* **TASK**
I would like every line of the records below that contains the word "JSON" copied.

[Element data from apps and pages]
::::

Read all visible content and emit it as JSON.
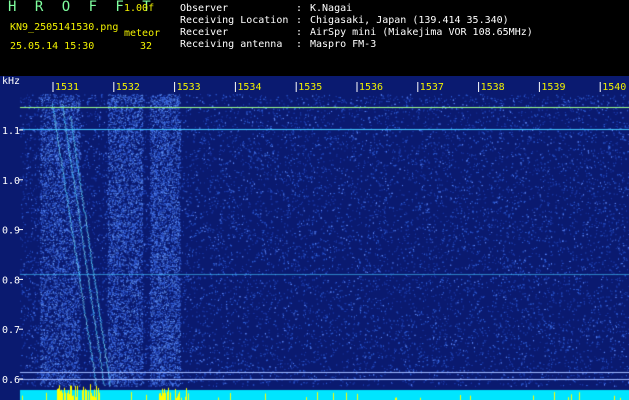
{
  "header": {
    "app_title": "H R O F F T",
    "version": "1.00f",
    "filename": "KN9_2505141530.png",
    "datetime": "25.05.14 15:30",
    "meteor_label": "meteor",
    "meteor_count": "32",
    "meta": [
      {
        "key": "Observer",
        "sep": ":",
        "value": "K.Nagai"
      },
      {
        "key": "Receiving Location",
        "sep": ":",
        "value": "Chigasaki, Japan (139.414 35.340)"
      },
      {
        "key": "Receiver",
        "sep": ":",
        "value": "AirSpy mini (Miakejima VOR 108.65MHz)"
      },
      {
        "key": "Receiving antenna",
        "sep": ":",
        "value": "Maspro FM-3"
      }
    ]
  },
  "plot": {
    "y_unit": "kHz",
    "y_ticks": [
      "1.1",
      "1.0",
      "0.9",
      "0.8",
      "0.7",
      "0.6"
    ],
    "x_ticks": [
      "1531",
      "1532",
      "1533",
      "1534",
      "1535",
      "1536",
      "1537",
      "1538",
      "1539",
      "1540"
    ],
    "colors": {
      "background": "#0a1a70",
      "noise": "#2f5fd8",
      "signal": "#44c8ff",
      "carrier": "#9cff8a",
      "baseline": "#00e5ff",
      "baseline_bursts": "#ffff00",
      "tick_label": "#f2f200",
      "axis_label": "#ffffff"
    }
  }
}
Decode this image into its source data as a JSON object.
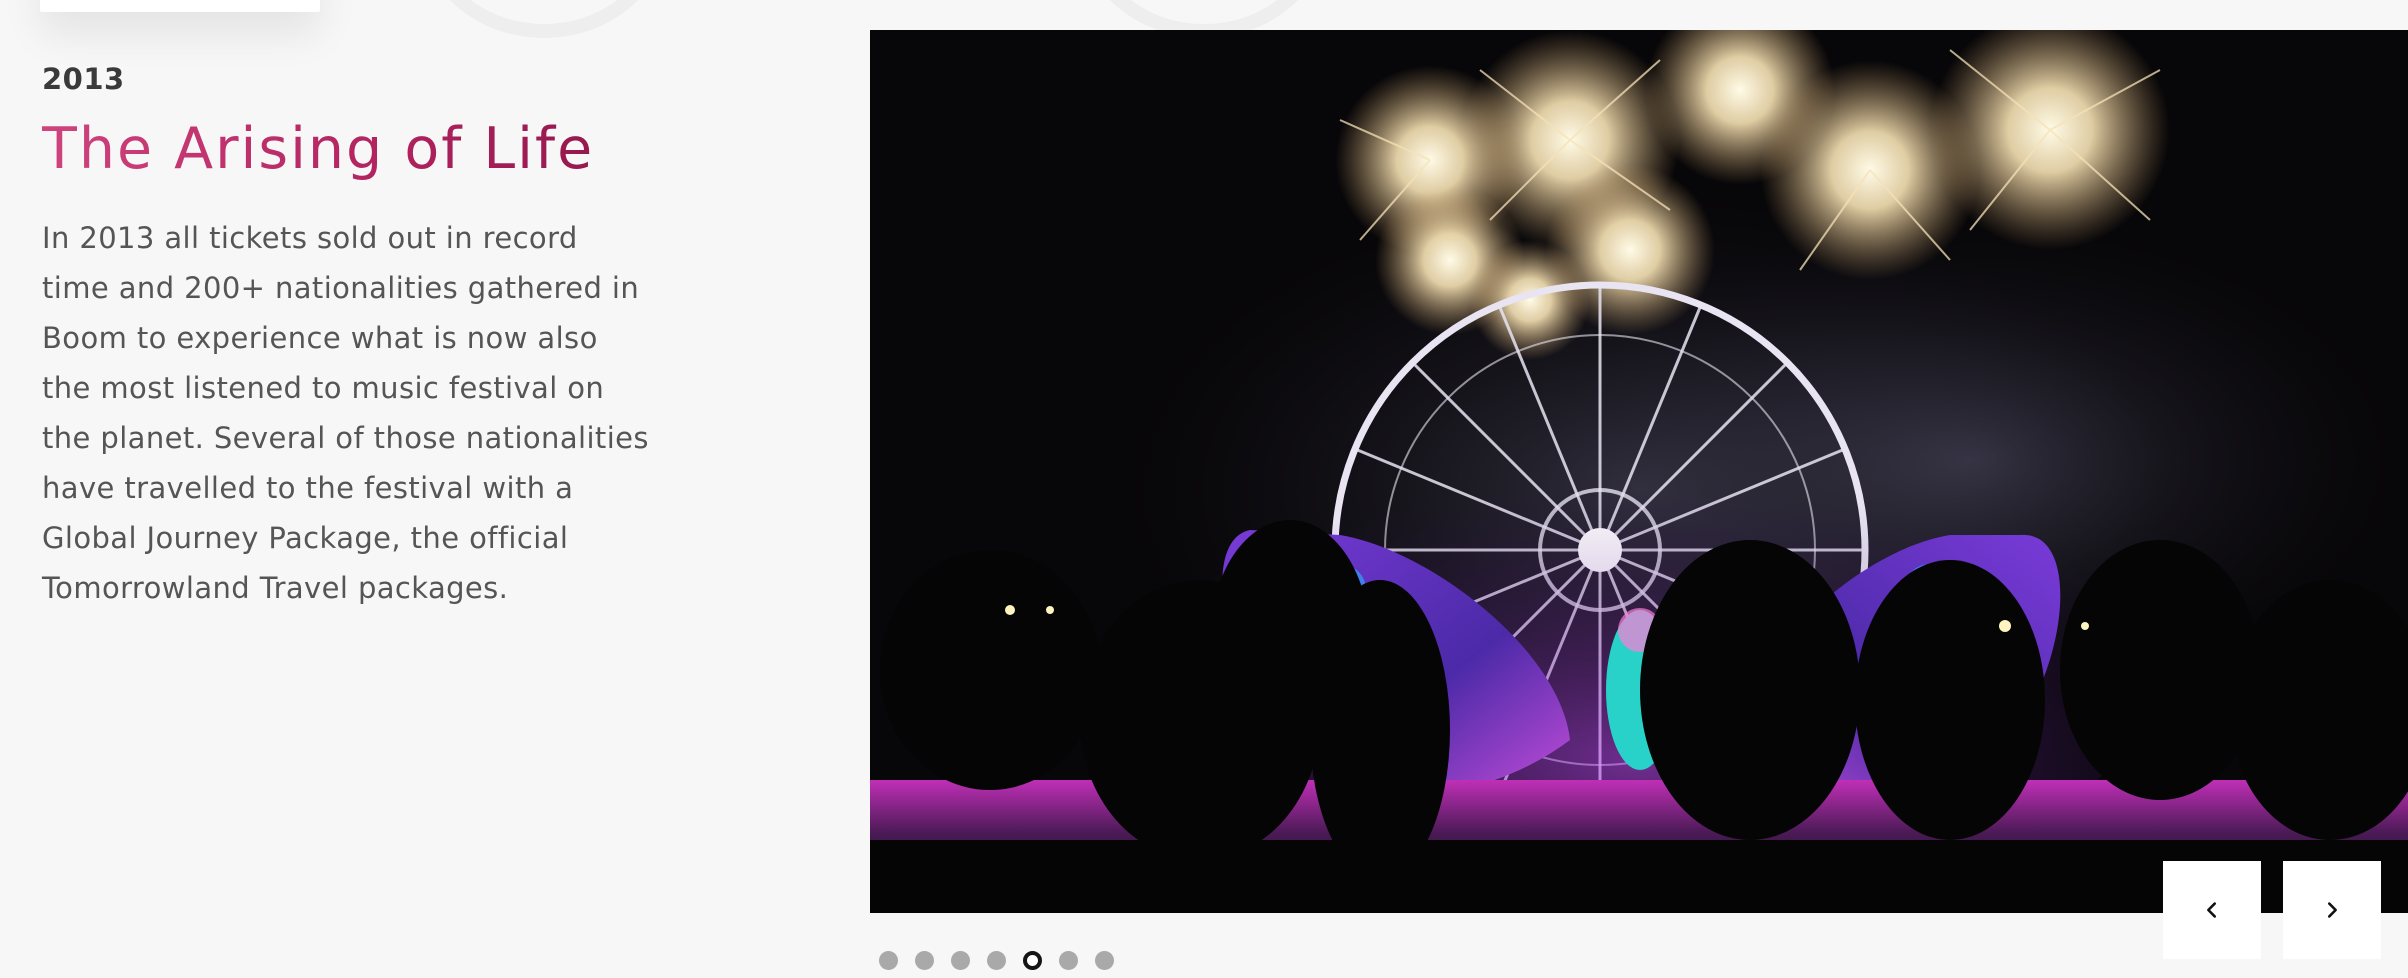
{
  "slide": {
    "year": "2013",
    "title": "The Arising of Life",
    "description_lines": [
      "In 2013 all tickets sold out in record",
      "time and 200+ nationalities gathered in",
      "Boom to experience what is now also",
      "the most listened to music festival on",
      "the planet. Several of those nationalities",
      "have travelled to the festival with a",
      "Global Journey Package, the official",
      "Tomorrowland Travel packages."
    ]
  },
  "photo": {
    "subject": "Night festival scene with fireworks above a Ferris wheel and a glowing butterfly stage"
  },
  "navigation": {
    "prev_icon": "chevron-left-icon",
    "next_icon": "chevron-right-icon"
  },
  "pagination": {
    "total": 7,
    "active_index": 4
  },
  "colors": {
    "title_gradient_start": "#d0447e",
    "title_gradient_end": "#8d1548",
    "background": "#f7f7f7",
    "dot_inactive": "#a9a9a9",
    "dot_active_border": "#151515"
  }
}
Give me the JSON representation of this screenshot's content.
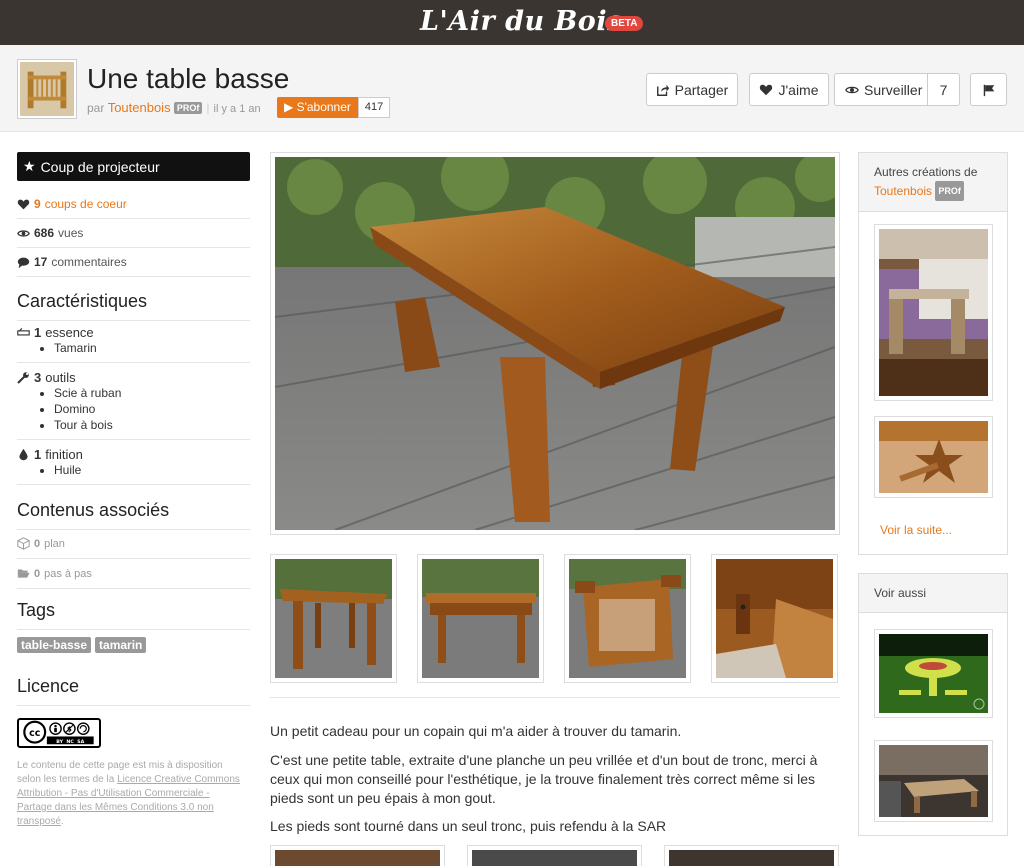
{
  "site": {
    "logo": "L'Air du Bois",
    "badge": "BETA"
  },
  "header": {
    "title": "Une table basse",
    "by_prefix": "par",
    "author": "Toutenbois",
    "author_badge": "PROf",
    "separator": "|",
    "time_ago": "il y a 1 an",
    "subscribe_label": "S'abonner",
    "subscribe_count": "417",
    "share_label": "Partager",
    "like_label": "J'aime",
    "watch_label": "Surveiller",
    "watch_count": "7"
  },
  "sidebar": {
    "spotlight_label": "Coup de projecteur",
    "stats": {
      "likes_count": "9",
      "likes_label": "coups de coeur",
      "views_count": "686",
      "views_label": "vues",
      "comments_count": "17",
      "comments_label": "commentaires"
    },
    "characteristics_title": "Caractéristiques",
    "features": [
      {
        "count": "1",
        "label": "essence",
        "items": [
          "Tamarin"
        ]
      },
      {
        "count": "3",
        "label": "outils",
        "items": [
          "Scie à ruban",
          "Domino",
          "Tour à bois"
        ]
      },
      {
        "count": "1",
        "label": "finition",
        "items": [
          "Huile"
        ]
      }
    ],
    "associated_title": "Contenus associés",
    "plans_count": "0",
    "plans_label": "plan",
    "steps_count": "0",
    "steps_label": "pas à pas",
    "tags_title": "Tags",
    "tags": [
      "table-basse",
      "tamarin"
    ],
    "license_title": "Licence",
    "license_badge": {
      "cc": "cc",
      "codes": "BY  NC  SA"
    },
    "license_text_before": "Le contenu de cette page est mis à disposition selon les termes de la",
    "license_link": "Licence Creative Commons Attribution - Pas d'Utilisation Commerciale - Partage dans les Mêmes Conditions 3.0 non transposé",
    "license_text_after": "."
  },
  "main": {
    "paragraphs": [
      "Un petit cadeau pour un copain qui m'a aider à trouver du tamarin.",
      "C'est une petite table, extraite d'une planche un peu vrillée et d'un bout de tronc, merci à ceux qui mon conseillé pour l'esthétique, je la trouve finalement très correct même si les pieds sont un peu épais à mon gout.",
      "Les pieds sont tourné dans un seul tronc, puis refendu à la SAR"
    ]
  },
  "right": {
    "other_title": "Autres créations de",
    "other_author": "Toutenbois",
    "other_badge": "PROf",
    "more_label": "Voir la suite...",
    "see_also_title": "Voir aussi"
  },
  "colors": {
    "accent": "#e8781a",
    "topbar": "#3a3531",
    "badge": "#e0473f"
  }
}
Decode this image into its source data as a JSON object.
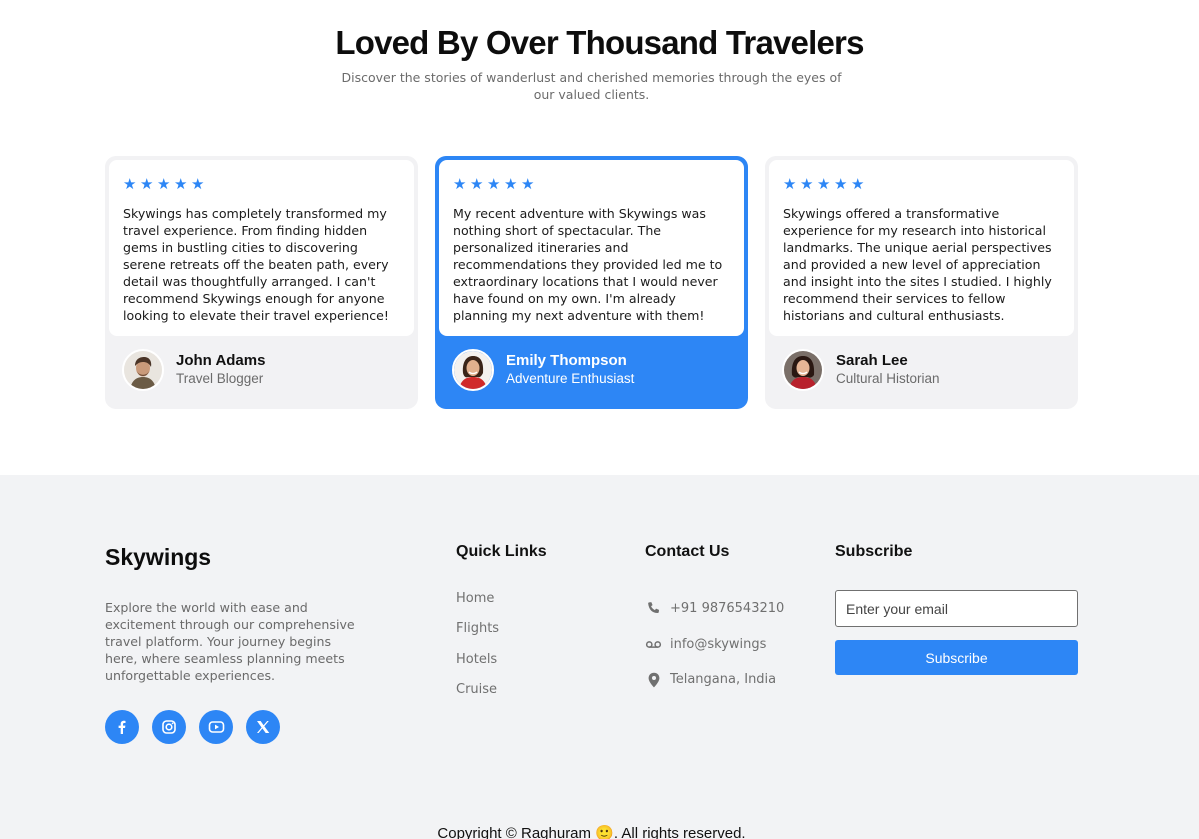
{
  "testimonials": {
    "title": "Loved By Over Thousand Travelers",
    "subtitle": "Discover the stories of wanderlust and cherished memories through the eyes of our valued clients.",
    "star_icon": "star-icon",
    "cards": [
      {
        "rating": 5,
        "quote": "Skywings has completely transformed my travel experience. From finding hidden gems in bustling cities to discovering serene retreats off the beaten path, every detail was thoughtfully arranged. I can't recommend Skywings enough for anyone looking to elevate their travel experience!",
        "name": "John Adams",
        "role": "Travel Blogger"
      },
      {
        "rating": 5,
        "quote": "My recent adventure with Skywings was nothing short of spectacular. The personalized itineraries and recommendations they provided led me to extraordinary locations that I would never have found on my own. I'm already planning my next adventure with them!",
        "name": "Emily Thompson",
        "role": "Adventure Enthusiast"
      },
      {
        "rating": 5,
        "quote": "Skywings offered a transformative experience for my research into historical landmarks. The unique aerial perspectives and provided a new level of appreciation and insight into the sites I studied. I highly recommend their services to fellow historians and cultural enthusiasts.",
        "name": "Sarah Lee",
        "role": "Cultural Historian"
      }
    ]
  },
  "footer": {
    "brand": "Skywings",
    "about": "Explore the world with ease and excitement through our comprehensive travel platform. Your journey begins here, where seamless planning meets unforgettable experiences.",
    "socials": [
      "facebook-icon",
      "instagram-icon",
      "youtube-icon",
      "x-icon"
    ],
    "quick_links": {
      "title": "Quick Links",
      "items": [
        "Home",
        "Flights",
        "Hotels",
        "Cruise"
      ]
    },
    "contact": {
      "title": "Contact Us",
      "phone": "+91 9876543210",
      "email": "info@skywings",
      "location": "Telangana, India"
    },
    "subscribe": {
      "title": "Subscribe",
      "placeholder": "Enter your email",
      "button": "Subscribe"
    },
    "copyright": "Copyright © Raghuram 🙂. All rights reserved."
  },
  "colors": {
    "accent": "#2d86f5",
    "footer_bg": "#f2f3f5",
    "card_bg": "#f2f2f4"
  }
}
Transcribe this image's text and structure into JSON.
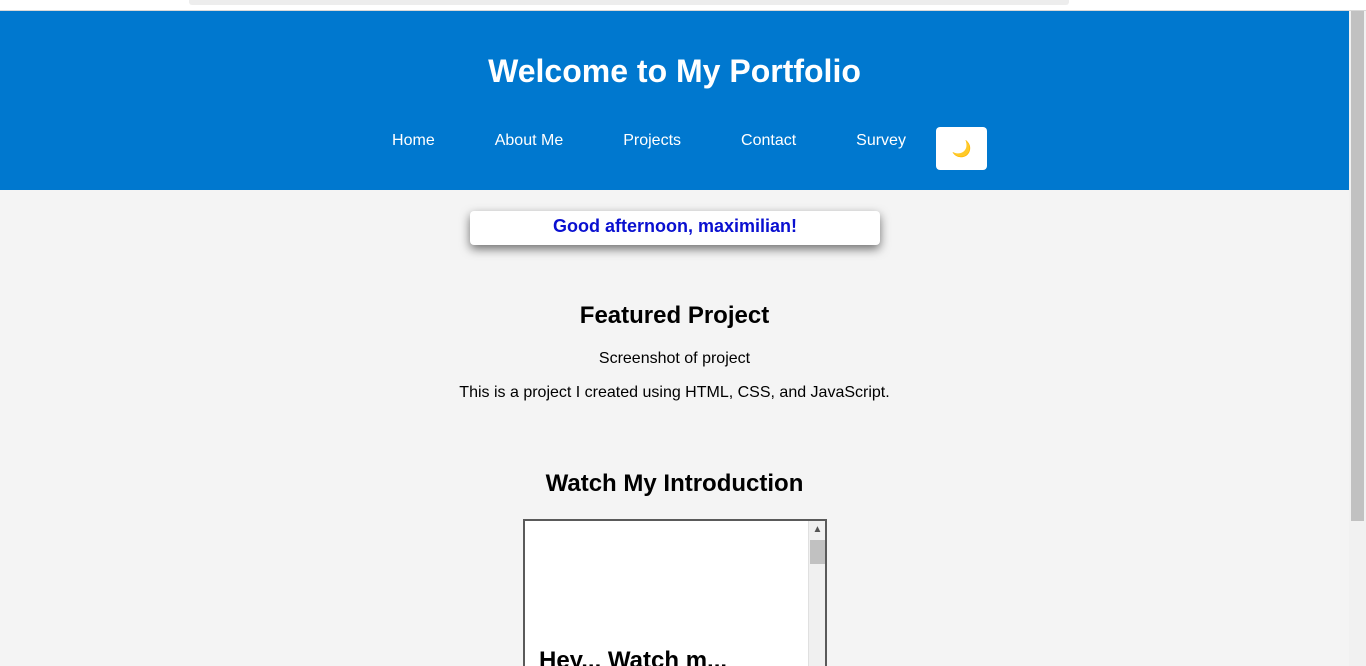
{
  "header": {
    "title": "Welcome to My Portfolio",
    "nav": [
      "Home",
      "About Me",
      "Projects",
      "Contact",
      "Survey"
    ],
    "theme_toggle_icon": "🌙"
  },
  "greeting": "Good afternoon, maximilian!",
  "featured": {
    "title": "Featured Project",
    "image_alt": "Screenshot of project",
    "description": "This is a project I created using HTML, CSS, and JavaScript."
  },
  "intro": {
    "title": "Watch My Introduction",
    "frame_text": "Hey... Watch m..."
  },
  "colors": {
    "header_bg": "#0078cf",
    "greeting_text": "#0a10d0",
    "page_bg": "#f4f4f4"
  }
}
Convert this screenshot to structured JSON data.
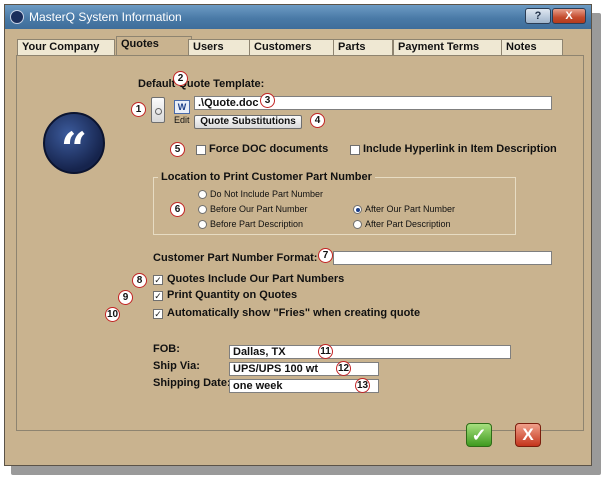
{
  "window": {
    "title": "MasterQ System Information",
    "help_label": "?",
    "close_label": "X"
  },
  "tabs": [
    {
      "label": "Your Company"
    },
    {
      "label": "Quotes"
    },
    {
      "label": "Users"
    },
    {
      "label": "Customers"
    },
    {
      "label": "Parts"
    },
    {
      "label": "Payment Terms"
    },
    {
      "label": "Notes"
    }
  ],
  "quotes": {
    "default_template_label": "Default Quote Template:",
    "template_path": ".\\Quote.doc",
    "edit_label": "Edit",
    "word_icon_label": "W",
    "quote_substitutions_label": "Quote Substitutions",
    "force_doc_label": "Force DOC documents",
    "force_doc_checked": false,
    "include_hyperlink_label": "Include Hyperlink in Item Description",
    "include_hyperlink_checked": false,
    "location_group_title": "Location to Print Customer Part Number",
    "location_options": [
      {
        "label": "Do Not Include Part Number",
        "selected": false
      },
      {
        "label": "Before Our Part Number",
        "selected": false
      },
      {
        "label": "Before Part Description",
        "selected": false
      },
      {
        "label": "After Our Part Number",
        "selected": true
      },
      {
        "label": "After Part Description",
        "selected": false
      }
    ],
    "customer_part_number_format_label": "Customer Part Number Format:",
    "customer_part_number_format_value": "",
    "include_our_part_numbers_label": "Quotes Include Our Part Numbers",
    "print_quantity_label": "Print Quantity on Quotes",
    "auto_show_fries_label": "Automatically show \"Fries\" when creating quote",
    "fob_label": "FOB:",
    "fob_value": "Dallas, TX",
    "ship_via_label": "Ship Via:",
    "ship_via_value": "UPS/UPS 100 wt",
    "shipping_date_label": "Shipping Date:",
    "shipping_date_value": "one week"
  },
  "markers": [
    "1",
    "2",
    "3",
    "4",
    "5",
    "6",
    "7",
    "8",
    "9",
    "10",
    "11",
    "12",
    "13"
  ],
  "buttons": {
    "ok_label": "✓",
    "cancel_label": "X"
  },
  "icons": {
    "app": "app-icon",
    "quote": "quote-logo",
    "word": "word-doc-icon"
  },
  "colors": {
    "panel_bg": "#c9b38f",
    "titlebar": "#4a7aa7",
    "marker_border": "#c22323"
  }
}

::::

* **RESPONSE BELOW**
Read all visible content and emit it as JSON.
Decode this image into its source data as a JSON object.
Give me the JSON representation of this screenshot's content.
Decode this image into its source data as a JSON object.
Transcribe this image's text and structure into JSON.
Convert this screenshot to structured JSON data.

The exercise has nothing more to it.